◆ **Exercise objective**: Your copy should match the records below word for word and contain no pictures.

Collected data

________

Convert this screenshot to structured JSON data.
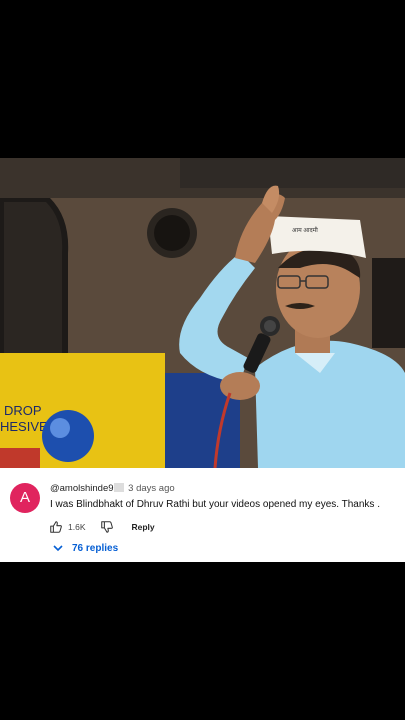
{
  "comment": {
    "avatar_letter": "A",
    "avatar_color": "#e0245e",
    "handle": "@amolshinde9",
    "time": "3 days ago",
    "text": "I was Blindbhakt of Dhruv Rathi but your videos opened my eyes. Thanks .",
    "like_count": "1.6K",
    "reply_label": "Reply",
    "replies_label": "76 replies"
  },
  "video": {
    "banner_text_line1": "DROP",
    "banner_text_line2": "HESIVE"
  },
  "colors": {
    "replies_link": "#065fd4",
    "card_background": "#ffffff"
  },
  "icons": {
    "like": "thumbs-up-icon",
    "dislike": "thumbs-down-icon",
    "expand": "chevron-down-icon"
  }
}
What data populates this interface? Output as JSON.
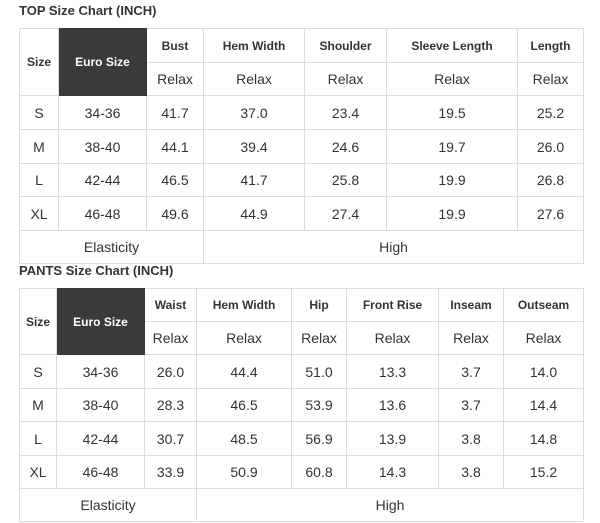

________

◆ **Output for this exercise**:
Convert this screenshot to structured JSON data.
{
  "comment": {
    "avatar_letter": "A",
    "avatar_color": "#e0245e",
    "handle": "@amolshinde9",
    "time": "3 days ago",
    "text": "I was Blindbhakt of Dhruv Rathi but your videos opened my eyes. Thanks .",
    "like_count": "1.6K",
    "reply_label": "Reply",
    "replies_label": "76 replies"
  },
  "video": {
    "banner_text_line1": "DROP",
    "banner_text_line2": "HESIVE"
  },
  "colors": {
    "replies_link": "#065fd4",
    "card_background": "#ffffff"
  },
  "icons": {
    "like": "thumbs-up-icon",
    "dislike": "thumbs-down-icon",
    "expand": "chevron-down-icon"
  }
}
What data populates this interface? Output as JSON.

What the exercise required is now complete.